Café San Jose is not your typical Parisian café with little tables on the sidewalk, a bar with an assortment of drinks, and the black-and-white-clad waiters immortalized in Jean-Paul Sartre's Being and Nothingness, which I remember reading, largely at Au Bon Pain (in Cambridge), the summer before my senior year of college. It's a tiny place with a counter, a couple of stools, an espresso machine, and, around 1 pm, a crowd of people drinking coffee with tiny little squares of chocolate. When I arrived at the BN, my friends who already lived in Paris introduced me to the Café San Jose as the place to go - if you wanted something other than the coffee that came out of the machines in the library, which was so bad it appealed to that feeling that you were supposed to suffer during graduate school - and I introduced it to my friends who came later.

I was there to help teach a training program for our European employees, based in London, Paris, and Munich. From a quality-of-life standpoint, it was one of my worst trips ever - late nights at the office, missing the Liverpool-Arsenal game, eating the same box lunch from Casse Croute every day (it's the best lunch in a box I've ever had, but it got a little old), and not a single side trip to Berthillon, Mulot, Poilâne, or any of the other culinary landmarks of my Paris.
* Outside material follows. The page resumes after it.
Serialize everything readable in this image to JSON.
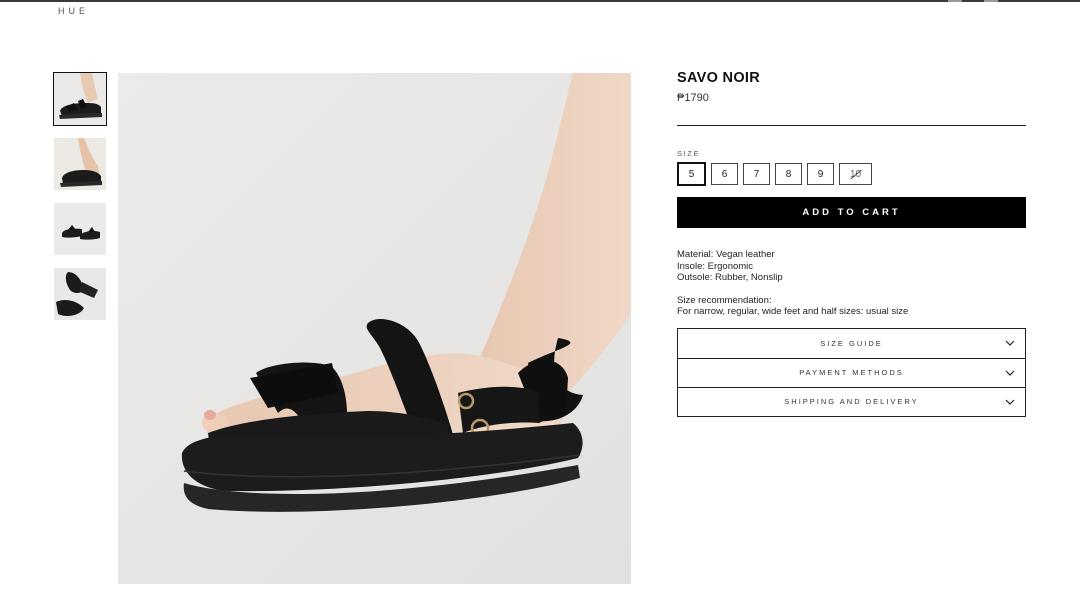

But from another standpoint, it was a great experience to work closely with a small team of highly capable and intelligent people who all get along and have fun together. It also allowed me to do perhaps the two things I enjoy most of all in the business world: explain things and give advice. And when I needed a break, I would go to the Café San Jose with Eileen to gossip and complain.

There are few things more rewarding in the business world (or any world) than the feeling of being part of a community that you actually want to be part of, and I would rather have that than a good croissant au beurre. Of course, the croissants au beurre from the place on the corner were better than anything you can find in the United States.

Thursday, April 03, 2008

Passport Number 2,906

If this blog is about anything, it's about travel and nostalgia. So this week, as I sit at home, I'm going to go much, much further back.

This is my father's Korean passport, issued in 1953. It's passport number 2906, which, I believe, means that it is the two thousand, nine hundred and sixth passport issued by the Republic of Korea, which only came into being in 1948 or so. You can see the stamp by U.S. immigration dated November 3,1953. My father came to the U.S. on a freighter that shipped food to American GI's from the U.S. and came back mainly empty, passing through the Golden Gate Bridge on its way into San Francisco Bay, where I would spend so much time decades later. About that boat trip, he said he had never eaten so much meat before in his life: this was a time when Americans ate meat three times a day, and Koreans perhaps once a month.

It's a truly remarkable story, much more so than anything I will ever be able to tell. Two years ago I recorded his recollections as we were driving across the country, and I've transcribed the recordings, but I haven't gotten around to writing them down in narrative format. But it includes dodging the conscription efforts of the North Korean Army, going months if not years during the war without word of his family, applying to a handful of American colleges picked more or less randomly out of Peterson's Guide, finding an American guarantor by pure chance through a family friend living in the Netherlands, getting into a one-year program at Wesleyan, and leaving on the aforementioned boat with neither the money nor any intention to return after that one year. When he finally arrived at Wesleyan it was mid-November; when he hadn't shown up for the beginning of the year the college had sent him a letter saying not to come, but he had never received it. It was many years before he would go back to Korea.

I think of my father sometimes as I jet around the world, occasionally even in business class, complaining about airport food. He still insists on flying coach, even though I always offer to upgrade him.